Real vs Fake
➔ There’s a relatively new kid on the block whose causing quite a stir. Although artificial intelligence (or, AI) has been around for quite a while apparently it’s reached a new plateau.
Airplanes have been flying on automatic pilot for decades. Also decades old is the technology that has enabled trains to travel from coast to coast with no humans aboard. (The Federal Railway Administration - FRA and non-separated crossings have done their parts to sit on that development since the 1980s.) More recently, driver-less cars have been under development.
Beyond transportation, AI is becoming ever more prevalent. Self-diagnostics and repair have been a staple in the computer industry for a quarter century. Also, AI is becoming more and more common place in manufacturing from product design to die casting and beyond.
While certainly most of us have experienced automatic spell check in our everyday lives, the bar has been raised in our own lives substantially of late.
OpenAI, creator of ChatGPT, has begun pumping out what’s being hailed as “AI inspired content.” ChatGPT can take a subject along with the operator’s guidelines and, within seconds, produce a viable end product. For example: “Give me a 3,000-word essay on the historical impact of Lincoln’s second inaugural address.” In a matter of seconds, the essay is done with no technical (i.e. spelling, grammar, punctuation) mistakes. And, drawing upon what exists in the known world, it makes sense.
Does it really work? According to Morning Brew, ChatGPT has already passed medical, business and law exams and scored higher on SAT tests than the average college student. More specifically, it recently scored above a passing grade on:
the three-part U.S. Medical Licensing Exam;
the final test of the MBA Operations Management course at the Wharton Business School; and,
four University of Minnesota Law School exams in Constitutional Law, Employee Benefits, Taxation and Torts.
Is it perfect?

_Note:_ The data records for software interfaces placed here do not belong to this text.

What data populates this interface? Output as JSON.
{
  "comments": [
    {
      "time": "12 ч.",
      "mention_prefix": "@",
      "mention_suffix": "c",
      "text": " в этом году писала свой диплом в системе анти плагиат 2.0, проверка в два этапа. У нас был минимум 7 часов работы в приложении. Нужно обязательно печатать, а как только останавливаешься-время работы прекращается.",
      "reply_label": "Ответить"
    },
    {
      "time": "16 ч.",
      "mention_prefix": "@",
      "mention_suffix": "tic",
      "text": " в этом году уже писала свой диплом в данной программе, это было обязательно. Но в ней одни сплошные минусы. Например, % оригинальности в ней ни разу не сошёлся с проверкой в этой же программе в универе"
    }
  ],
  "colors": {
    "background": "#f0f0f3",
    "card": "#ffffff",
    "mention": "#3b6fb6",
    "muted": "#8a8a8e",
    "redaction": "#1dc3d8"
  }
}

Not quite yet. The tech site CNET was recently forced to apologize after people pointed out that its AI-written articles made factual errors and plagiarized humans’ work.
Your job is still safe. For now. Want more?